A National Contravention List has been established to deal with all contravention applications filed in the Federal Circuit and Family Court of Australia (FCFCOA) from 1 September 2021. Please refer to Family Law Practice Direction – National Contravention List for further information about what documents to file with this form and details about the National Contravention List.
NOTE: You cannot eFile this type of application. This form and any supporting documents must be filed by email to firstname.lastname@example.org.
You should complete this form if you want to seek an order from the Court imposing a punishment or another consequence on a person for the breach of a Court order.
It is used for an application alleging a breach of a parenting order under Division 13A of Part VII of the Family Law Act 1975, or an order not affecting children, for example a financial order under Part XIII of the Family Law Act 1975.
Before filing an Application - Contravention, you should consider the result that you want to achieve. The remedies available from the Court range from the enforcement of an order to the punishment of a person for failure to obey an order. For example, the Court may make an order that:
- ensures the resumption of the arrangements set out in an earlier order;
- compensates a person for lost contact time;
- varies an existing order;
- puts a person on notice that if the person does not comply with an order, the person will be punished;
- or punishes a person by way of a fine or imprisonment.
If you don't actually want the other party punished (eg. fined or imprisoned) for the breach but rather want to ensure the resumption of the arrangements set out in an earlier order, you should file an Application – Enforcement rather than an Application – Contravention.
Have you read the Compulsory Dispute Resolution brochure? If you are considering filing an application for parenting orders, please read the brochure first. Failure to do so may result in your application not being accepted for filing.
To understand your legal rights and responsibilities you should obtain legal advice before filing an Application – Contravention. A lawyer can explain how the law applies to your case and assist you to complete forms and lodge documents. The Court is unable to provide legal advice because to do so would seriously compromise its ability to impartially determine your case. There are several free services available.

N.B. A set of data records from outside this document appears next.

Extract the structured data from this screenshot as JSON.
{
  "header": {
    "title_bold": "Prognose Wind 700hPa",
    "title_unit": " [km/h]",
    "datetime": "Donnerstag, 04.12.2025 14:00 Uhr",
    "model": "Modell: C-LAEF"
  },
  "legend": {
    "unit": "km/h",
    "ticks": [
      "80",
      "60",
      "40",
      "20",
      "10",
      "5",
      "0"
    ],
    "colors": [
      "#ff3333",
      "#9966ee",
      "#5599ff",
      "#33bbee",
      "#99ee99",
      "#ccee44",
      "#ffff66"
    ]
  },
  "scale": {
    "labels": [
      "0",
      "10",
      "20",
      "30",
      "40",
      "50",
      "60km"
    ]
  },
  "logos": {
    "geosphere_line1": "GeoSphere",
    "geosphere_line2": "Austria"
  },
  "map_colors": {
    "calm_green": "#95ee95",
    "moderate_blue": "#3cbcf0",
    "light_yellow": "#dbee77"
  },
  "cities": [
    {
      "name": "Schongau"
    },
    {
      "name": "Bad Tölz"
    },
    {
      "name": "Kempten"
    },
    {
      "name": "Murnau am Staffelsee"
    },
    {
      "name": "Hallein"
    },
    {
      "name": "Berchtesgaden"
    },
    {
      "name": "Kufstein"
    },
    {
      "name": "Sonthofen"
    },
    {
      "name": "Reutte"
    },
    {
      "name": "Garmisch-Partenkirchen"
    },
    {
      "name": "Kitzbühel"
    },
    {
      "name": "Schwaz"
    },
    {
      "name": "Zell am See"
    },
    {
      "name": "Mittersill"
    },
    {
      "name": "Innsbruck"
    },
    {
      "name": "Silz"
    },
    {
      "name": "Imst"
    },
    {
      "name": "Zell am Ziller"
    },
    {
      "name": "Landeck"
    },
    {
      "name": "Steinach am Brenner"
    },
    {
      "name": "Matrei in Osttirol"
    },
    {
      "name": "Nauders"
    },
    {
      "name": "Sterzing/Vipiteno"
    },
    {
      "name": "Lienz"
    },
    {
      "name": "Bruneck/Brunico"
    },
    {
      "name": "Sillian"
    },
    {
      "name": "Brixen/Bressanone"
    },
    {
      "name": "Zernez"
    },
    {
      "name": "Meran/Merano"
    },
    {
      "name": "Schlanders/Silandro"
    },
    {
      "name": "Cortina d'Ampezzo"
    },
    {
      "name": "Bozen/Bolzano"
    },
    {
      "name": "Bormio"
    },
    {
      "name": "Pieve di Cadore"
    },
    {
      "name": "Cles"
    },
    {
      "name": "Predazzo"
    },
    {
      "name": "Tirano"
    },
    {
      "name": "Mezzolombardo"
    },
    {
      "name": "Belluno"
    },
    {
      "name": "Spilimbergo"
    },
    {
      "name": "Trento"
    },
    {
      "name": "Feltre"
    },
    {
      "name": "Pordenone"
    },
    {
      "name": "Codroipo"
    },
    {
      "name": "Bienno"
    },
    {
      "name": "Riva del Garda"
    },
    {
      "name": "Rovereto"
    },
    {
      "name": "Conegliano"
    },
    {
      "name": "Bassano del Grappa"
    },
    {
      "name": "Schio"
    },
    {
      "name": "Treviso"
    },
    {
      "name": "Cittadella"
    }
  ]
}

See Find a Lawyer for more information.
Number of copies of the form for filing, service and yourself
The completed and signed original of the form is to be emailed to the Court at email@example.com. Before you email it you must retain a copy for your own records.
What you file with this form
- The order, agreement or undertaking that you allege has been breached.
- An Affidavit – Family law and child support.
- A valid s.60I certificate or (if seeking an exemption from the dispute resolution process). s.60I certificates are valid for 12 months from the latest family dispute resolution or attempted resolution - see r.26(1) of Family Law (Family Dispute Resolution Practitioners) Regulations 2008.
If your application relates to an existing order that was made within the last 12 months and there are reasonable grounds to believe that the person who has allegedly contravened the order has behaved in a way that shows a serious disregard for his or her obligations under that order, you should file an Affidavit of Non-Filing of Family Dispute Resolution Certificate.
Who you serve
How you serve this form
By personal service, after you have received sealed copies from the Court.
The Service Kit provides instructions on how to do this.
What is filed in response
There is no form to respond to an Application - Contravention, however the other person may file an application seeking a variation of the order that it is alleged has been breached.
The relevant legislation is Chapter 11 of the Federal Circuit and Family Court of Australia (Family Law) Rules 2021.
The Application in a Proceeding gives more information about an urgent application or an application during a case.
In completing a Court form, you must
Complete the form by typing or hand printing in ink.